The word ‘Mango’ makes me feel very nostalgic and brings about a lot of good memories of my childhood. It may be an interesting ride for you as I take you down my memory lane.
You could find very few houses in Chennai that have big back/sideyards and ours was/is one of them. My father is so fond of plants and trees that our yard had one of every kind. Coconut, lemon, guava, jackfruit, gooseberry, almond, mango and I can keep on adding to the list. This is apart from the other smaller plant varieties he grew. He cared for every plant like his own children and they reciprocated it equally if not more.

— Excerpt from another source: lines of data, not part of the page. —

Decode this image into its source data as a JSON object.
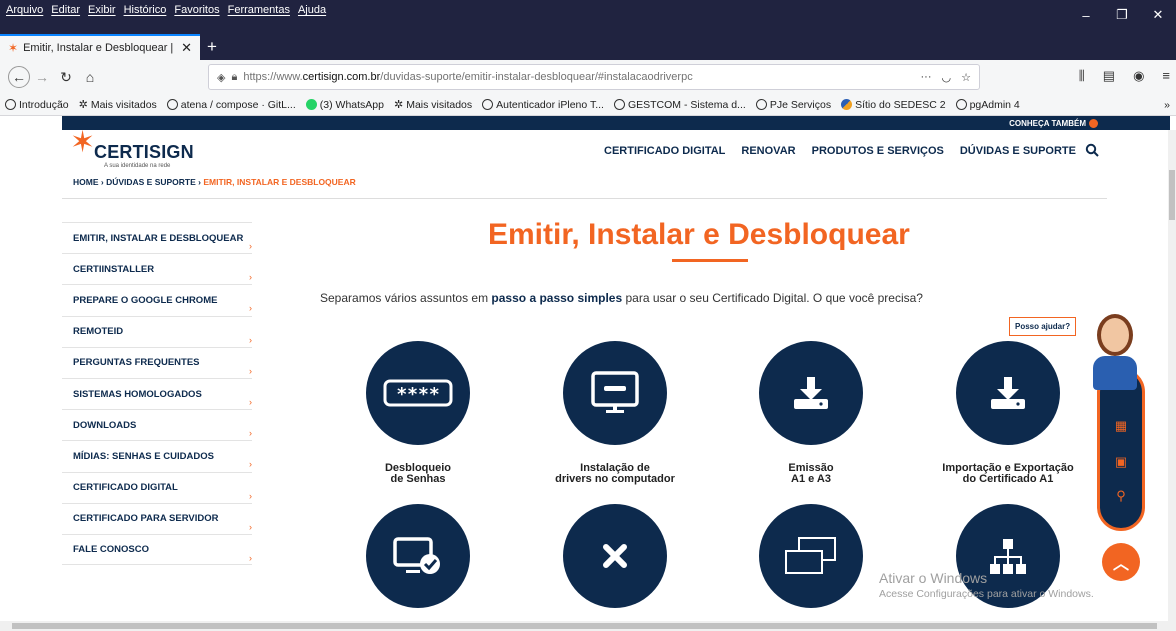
{
  "browser": {
    "menus": [
      "Arquivo",
      "Editar",
      "Exibir",
      "Histórico",
      "Favoritos",
      "Ferramentas",
      "Ajuda"
    ],
    "tab_title": "Emitir, Instalar e Desbloquear |",
    "url_prefix": "https://www.",
    "url_domain": "certisign.com.br",
    "url_path": "/duvidas-suporte/emitir-instalar-desbloquear/#instalacaodriverpc",
    "bookmarks": [
      "Introdução",
      "Mais visitados",
      "atena / compose · GitL...",
      "(3) WhatsApp",
      "Mais visitados",
      "Autenticador iPleno T...",
      "GESTCOM - Sistema d...",
      "PJe Serviços",
      "Sítio do SEDESC 2",
      "pgAdmin 4"
    ]
  },
  "site": {
    "conheca": "CONHEÇA TAMBÉM",
    "logo_name": "CERTISIGN",
    "logo_tag": "A sua identidade na rede",
    "nav": [
      "CERTIFICADO DIGITAL",
      "RENOVAR",
      "PRODUTOS E SERVIÇOS",
      "DÚVIDAS E SUPORTE"
    ],
    "breadcrumb": {
      "home": "HOME",
      "section": "DÚVIDAS E SUPORTE",
      "current": "EMITIR, INSTALAR E DESBLOQUEAR"
    }
  },
  "sidebar": {
    "items": [
      "EMITIR, INSTALAR E DESBLOQUEAR",
      "CERTIINSTALLER",
      "PREPARE O GOOGLE CHROME",
      "REMOTEID",
      "PERGUNTAS FREQUENTES",
      "SISTEMAS HOMOLOGADOS",
      "DOWNLOADS",
      "MÍDIAS: SENHAS E CUIDADOS",
      "CERTIFICADO DIGITAL",
      "CERTIFICADO PARA SERVIDOR",
      "FALE CONOSCO"
    ]
  },
  "main": {
    "title": "Emitir, Instalar e Desbloquear",
    "intro_before": "Separamos vários assuntos em ",
    "intro_bold": "passo a passo simples",
    "intro_after": " para usar o seu Certificado Digital. O que você precisa?",
    "cards": [
      {
        "label": "Desbloqueio\nde Senhas",
        "icon": "password-icon"
      },
      {
        "label": "Instalação de\ndrivers no computador",
        "icon": "computer-icon"
      },
      {
        "label": "Emissão\nA1 e A3",
        "icon": "download-icon"
      },
      {
        "label": "Importação e Exportação\ndo Certificado A1",
        "icon": "download-icon"
      },
      {
        "label": "",
        "icon": "monitor-check-icon"
      },
      {
        "label": "",
        "icon": "close-icon"
      },
      {
        "label": "",
        "icon": "windows-icon"
      },
      {
        "label": "",
        "icon": "sitemap-icon"
      }
    ]
  },
  "helper": {
    "text": "Posso ajudar?"
  },
  "watermark": {
    "line1": "Ativar o Windows",
    "line2": "Acesse Configurações para ativar o Windows."
  }
}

The amount of fruits, nuts and flowers our garden produced can simply not be measured. There have been times when we’ve supplied coconuts, mangoes and jackfruits for some of the weddings in the family. As many of you may have known, we typically feed a few thousands of people in Indian weddings.
Our little garden had three huge trees that produced tons of mangoes of one kind, ‘Kili Mookku’ (Parrot Nosed). My siblings and I are three of us in the family and each of us chose one tree each and named them after us. My younger brother (G) chose the one that gave the biggest yield, I chose the next best and left our older brother (M) with no choice. The irony is, M was the one who took care of all the three. He nurtured them and always knew what they needed, while G and I would get active only when it was time to count what our trees had produced. You perhaps would recall the ‘Little Red Hen’ story here :)!

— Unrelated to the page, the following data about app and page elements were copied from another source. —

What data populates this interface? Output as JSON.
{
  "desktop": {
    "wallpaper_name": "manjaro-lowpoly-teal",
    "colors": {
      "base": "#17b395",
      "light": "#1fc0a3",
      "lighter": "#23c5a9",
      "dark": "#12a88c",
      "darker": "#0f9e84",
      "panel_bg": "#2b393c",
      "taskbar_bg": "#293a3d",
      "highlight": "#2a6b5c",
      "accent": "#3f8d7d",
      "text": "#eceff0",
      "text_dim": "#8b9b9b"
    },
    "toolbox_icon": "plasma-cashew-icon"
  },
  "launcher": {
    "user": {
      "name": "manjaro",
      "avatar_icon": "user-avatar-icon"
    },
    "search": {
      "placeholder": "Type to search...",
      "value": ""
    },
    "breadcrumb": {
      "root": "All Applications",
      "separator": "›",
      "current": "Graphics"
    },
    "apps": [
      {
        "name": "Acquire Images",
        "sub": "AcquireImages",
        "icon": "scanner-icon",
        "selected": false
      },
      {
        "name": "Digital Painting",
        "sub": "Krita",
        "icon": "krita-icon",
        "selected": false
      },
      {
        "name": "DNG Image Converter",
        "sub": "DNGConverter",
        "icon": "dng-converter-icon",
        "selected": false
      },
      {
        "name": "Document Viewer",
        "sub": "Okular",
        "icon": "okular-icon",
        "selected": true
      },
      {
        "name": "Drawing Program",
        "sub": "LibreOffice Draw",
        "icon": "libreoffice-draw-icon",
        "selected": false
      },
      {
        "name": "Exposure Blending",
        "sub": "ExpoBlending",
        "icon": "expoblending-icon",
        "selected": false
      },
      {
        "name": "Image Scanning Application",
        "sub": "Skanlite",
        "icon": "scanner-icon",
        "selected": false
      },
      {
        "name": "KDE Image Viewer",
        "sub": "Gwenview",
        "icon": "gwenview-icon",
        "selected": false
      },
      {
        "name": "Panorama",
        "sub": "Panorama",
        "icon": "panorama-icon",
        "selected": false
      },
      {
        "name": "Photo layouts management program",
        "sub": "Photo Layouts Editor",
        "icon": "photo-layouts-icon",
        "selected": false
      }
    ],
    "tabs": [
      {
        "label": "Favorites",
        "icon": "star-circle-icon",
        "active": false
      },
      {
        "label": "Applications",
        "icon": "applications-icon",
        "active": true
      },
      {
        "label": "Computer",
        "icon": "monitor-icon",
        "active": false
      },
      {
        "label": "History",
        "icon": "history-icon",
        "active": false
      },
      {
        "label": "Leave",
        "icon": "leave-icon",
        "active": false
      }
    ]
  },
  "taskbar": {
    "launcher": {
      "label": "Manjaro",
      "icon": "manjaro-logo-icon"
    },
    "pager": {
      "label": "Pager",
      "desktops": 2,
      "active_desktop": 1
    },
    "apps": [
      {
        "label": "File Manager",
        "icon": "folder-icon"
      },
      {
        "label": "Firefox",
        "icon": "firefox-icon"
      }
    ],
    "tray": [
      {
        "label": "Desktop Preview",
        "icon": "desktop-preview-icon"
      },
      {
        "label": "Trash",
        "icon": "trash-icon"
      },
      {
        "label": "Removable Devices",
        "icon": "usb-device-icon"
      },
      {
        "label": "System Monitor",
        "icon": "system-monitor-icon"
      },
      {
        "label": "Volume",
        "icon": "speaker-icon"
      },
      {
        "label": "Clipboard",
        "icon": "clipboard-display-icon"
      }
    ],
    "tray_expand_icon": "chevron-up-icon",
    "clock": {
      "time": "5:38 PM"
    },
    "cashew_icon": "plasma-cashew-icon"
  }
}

One fine day (well actually a not so fine day), we lost all our mango trees to an unnamed hurricane. My Dad and M gave all their might to prevent them from getting uprooted, but they failed. The trees had a few hundreds of mangoes on them then that they fell prey to the gusts due to their own weight. It was terribly upsetting for all of us in the family and more for M and Dad as you’ll obviously know. When it was calm after storm, the tenacious M and Dad went back to seed some new mango trees. Guess what G and I were doing? We shifted our focus to the coconut trees now and started to fight for the one that yielded the most coconuts :).

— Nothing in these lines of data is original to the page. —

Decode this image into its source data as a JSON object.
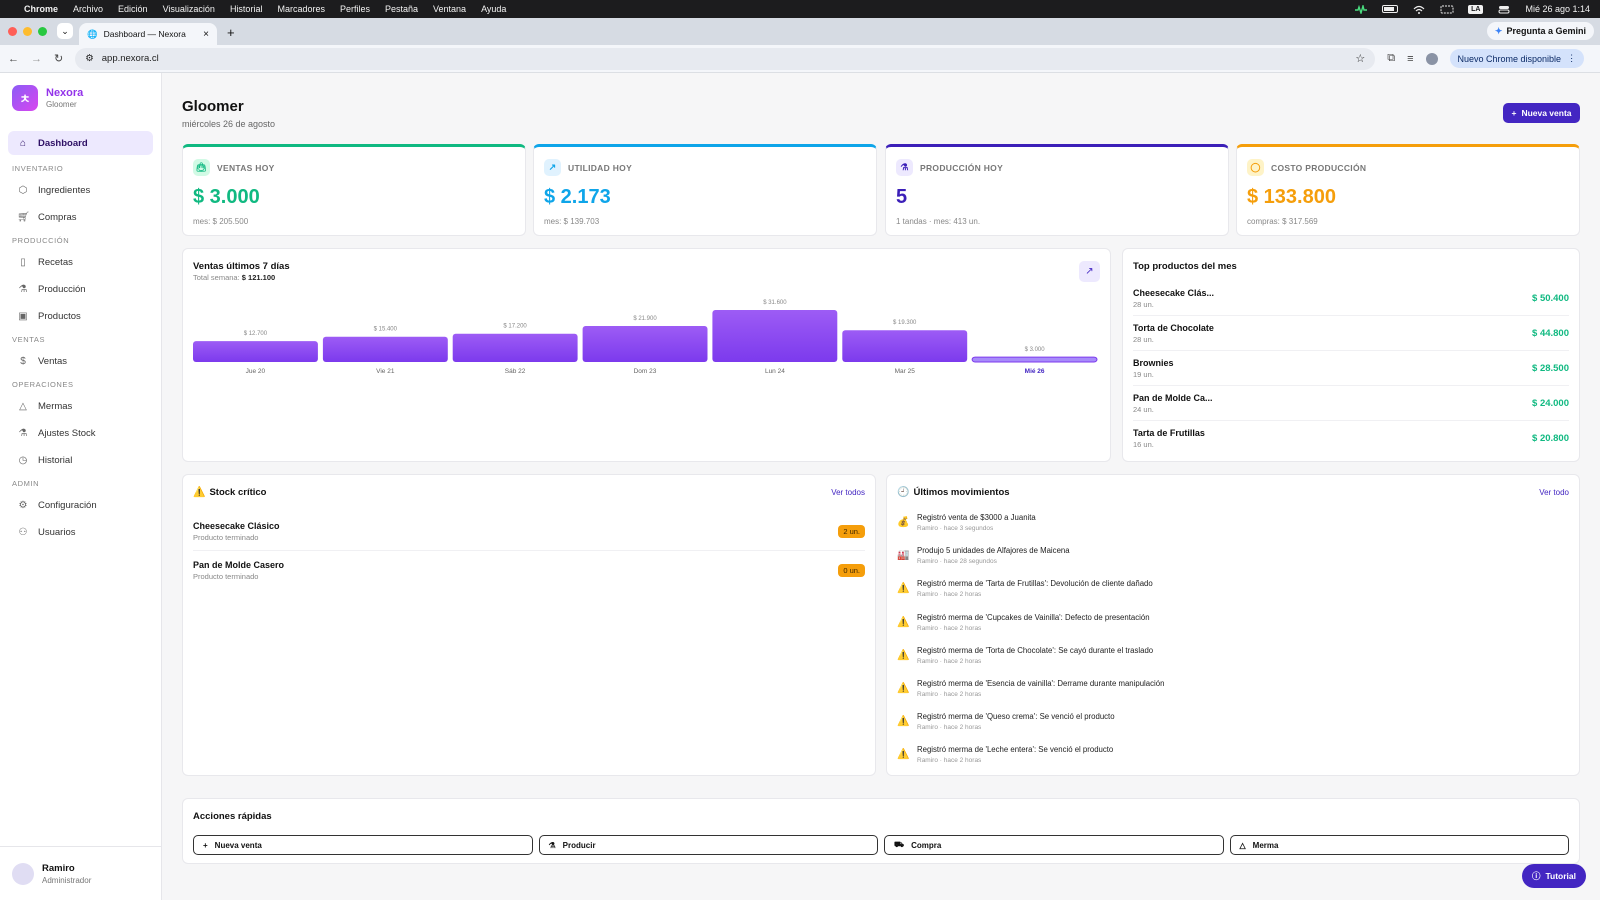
{
  "menubar": {
    "app": "Chrome",
    "items": [
      "Archivo",
      "Edición",
      "Visualización",
      "Historial",
      "Marcadores",
      "Perfiles",
      "Pestaña",
      "Ventana",
      "Ayuda"
    ],
    "input_badge": "LA",
    "clock": "Mié 26 ago 1:14"
  },
  "browser": {
    "tab_title": "Dashboard — Nexora",
    "gemini_label": "Pregunta a Gemini",
    "url": "app.nexora.cl",
    "update_label": "Nuevo Chrome disponible"
  },
  "sidebar": {
    "brand": "Nexora",
    "brand_sub": "Gloomer",
    "dashboard": "Dashboard",
    "sections": [
      {
        "title": "INVENTARIO",
        "items": [
          {
            "label": "Ingredientes",
            "icon": "box-icon"
          },
          {
            "label": "Compras",
            "icon": "cart-icon"
          }
        ]
      },
      {
        "title": "PRODUCCIÓN",
        "items": [
          {
            "label": "Recetas",
            "icon": "book-icon"
          },
          {
            "label": "Producción",
            "icon": "flask-icon"
          },
          {
            "label": "Productos",
            "icon": "archive-icon"
          }
        ]
      },
      {
        "title": "VENTAS",
        "items": [
          {
            "label": "Ventas",
            "icon": "dollar-icon"
          }
        ]
      },
      {
        "title": "OPERACIONES",
        "items": [
          {
            "label": "Mermas",
            "icon": "warning-icon"
          },
          {
            "label": "Ajustes Stock",
            "icon": "flask-icon"
          },
          {
            "label": "Historial",
            "icon": "clock-icon"
          }
        ]
      },
      {
        "title": "ADMIN",
        "items": [
          {
            "label": "Configuración",
            "icon": "gear-icon"
          },
          {
            "label": "Usuarios",
            "icon": "users-icon"
          }
        ]
      }
    ],
    "user": {
      "name": "Ramiro",
      "role": "Administrador"
    }
  },
  "header": {
    "title": "Gloomer",
    "date": "miércoles 26 de agosto",
    "new_sale": "Nueva venta"
  },
  "stats": [
    {
      "label": "VENTAS HOY",
      "value": "$ 3.000",
      "sub": "mes: $ 205.500",
      "color": "#10b981",
      "tint": "#d1fae5",
      "icon": "bag-icon"
    },
    {
      "label": "UTILIDAD HOY",
      "value": "$ 2.173",
      "sub": "mes: $ 139.703",
      "color": "#0ea5e9",
      "tint": "#e0f2fe",
      "icon": "trend-icon"
    },
    {
      "label": "PRODUCCIÓN HOY",
      "value": "5",
      "sub": "1 tandas · mes: 413 un.",
      "color": "#3b1fb8",
      "tint": "#ede9fe",
      "icon": "flask-icon"
    },
    {
      "label": "COSTO PRODUCCIÓN",
      "value": "$ 133.800",
      "sub": "compras: $ 317.569",
      "color": "#f59e0b",
      "tint": "#fef3c7",
      "icon": "coin-icon"
    }
  ],
  "sales_chart": {
    "title": "Ventas últimos 7 días",
    "total_label": "Total semana:",
    "total_value": "$ 121.100"
  },
  "chart_data": {
    "type": "bar",
    "title": "Ventas últimos 7 días",
    "categories": [
      "Jue 20",
      "Vie 21",
      "Sáb 22",
      "Dom 23",
      "Lun 24",
      "Mar 25",
      "Mié 26"
    ],
    "values": [
      12700,
      15400,
      17200,
      21900,
      31600,
      19300,
      3000
    ],
    "value_labels": [
      "$ 12.700",
      "$ 15.400",
      "$ 17.200",
      "$ 21.900",
      "$ 31.600",
      "$ 19.300",
      "$ 3.000"
    ],
    "highlight_index": 6,
    "bar_color": "#7c3aed",
    "highlight_color": "#a78bfa"
  },
  "top_products": {
    "title": "Top productos del mes",
    "items": [
      {
        "name": "Cheesecake Clás...",
        "qty": "28 un.",
        "value": "$ 50.400"
      },
      {
        "name": "Torta de Chocolate",
        "qty": "28 un.",
        "value": "$ 44.800"
      },
      {
        "name": "Brownies",
        "qty": "19 un.",
        "value": "$ 28.500"
      },
      {
        "name": "Pan de Molde Ca...",
        "qty": "24 un.",
        "value": "$ 24.000"
      },
      {
        "name": "Tarta de Frutillas",
        "qty": "16 un.",
        "value": "$ 20.800"
      }
    ]
  },
  "stock": {
    "title": "Stock crítico",
    "link": "Ver todos",
    "items": [
      {
        "name": "Cheesecake Clásico",
        "type": "Producto terminado",
        "badge": "2 un."
      },
      {
        "name": "Pan de Molde Casero",
        "type": "Producto terminado",
        "badge": "0 un."
      }
    ]
  },
  "movements": {
    "title": "Últimos movimientos",
    "link": "Ver todo",
    "items": [
      {
        "icon": "💰",
        "text": "Registró venta de $3000 a Juanita",
        "meta": "Ramiro · hace 3 segundos"
      },
      {
        "icon": "🏭",
        "text": "Produjo 5 unidades de Alfajores de Maicena",
        "meta": "Ramiro · hace 28 segundos"
      },
      {
        "icon": "⚠️",
        "text": "Registró merma de 'Tarta de Frutillas': Devolución de cliente dañado",
        "meta": "Ramiro · hace 2 horas"
      },
      {
        "icon": "⚠️",
        "text": "Registró merma de 'Cupcakes de Vainilla': Defecto de presentación",
        "meta": "Ramiro · hace 2 horas"
      },
      {
        "icon": "⚠️",
        "text": "Registró merma de 'Torta de Chocolate': Se cayó durante el traslado",
        "meta": "Ramiro · hace 2 horas"
      },
      {
        "icon": "⚠️",
        "text": "Registró merma de 'Esencia de vainilla': Derrame durante manipulación",
        "meta": "Ramiro · hace 2 horas"
      },
      {
        "icon": "⚠️",
        "text": "Registró merma de 'Queso crema': Se venció el producto",
        "meta": "Ramiro · hace 2 horas"
      },
      {
        "icon": "⚠️",
        "text": "Registró merma de 'Leche entera': Se venció el producto",
        "meta": "Ramiro · hace 2 horas"
      }
    ]
  },
  "quick_actions": {
    "title": "Acciones rápidas",
    "items": [
      {
        "label": "Nueva venta",
        "icon": "plus-icon"
      },
      {
        "label": "Producir",
        "icon": "flask-icon"
      },
      {
        "label": "Compra",
        "icon": "cart-icon"
      },
      {
        "label": "Merma",
        "icon": "warning-icon"
      }
    ]
  },
  "tutorial_label": "Tutorial"
}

Our garden still produces a variety of flowers and fruits (including the new variety of mangoes), but it is sad that none of us are around to enjoy them.
My mother made different kinds of pickles and other things during different stages of mango. Mavadu – with the baby mangoes, Raw Mango Pickle and Mango Thokku – when they were at their peak sourness, Mango Patchadi – when they were just beginning to ripe and Mango Jam – with the fully ripened ones. Read on to know how my mom made the raw mango pickle. It is an instant pickle that can be made in less than 15 minutes.
Prep time : 10 mins
Cook time : 5 mins
Total time : 15 mins
Yield : 2 cups fresh green mango pickle
2 cups finely cut green mango
1 tablespoon vegetable oil
1 teaspooon red chili powder
1/4 teaspoon turmeric powder
1 pinch asafoetida (hing)
1/4 teaspoon mustard seeds
1 sprig curry leaves
Heat oil in a skillet, add mustard seeds and allow them to splutter. Now add curry leaves and turn off heat. Immediately, add hing, turmeric, red chili powder and salt, fry them in the oil for just a few seconds. The spices could get burnt in no time, so avoid cooking them under high heat or for a longer duration. Pour oil on top of the cut mangoes and mix gently.
Refigerate and consume within a week to ten days.
Enjoy with good yogurt rice.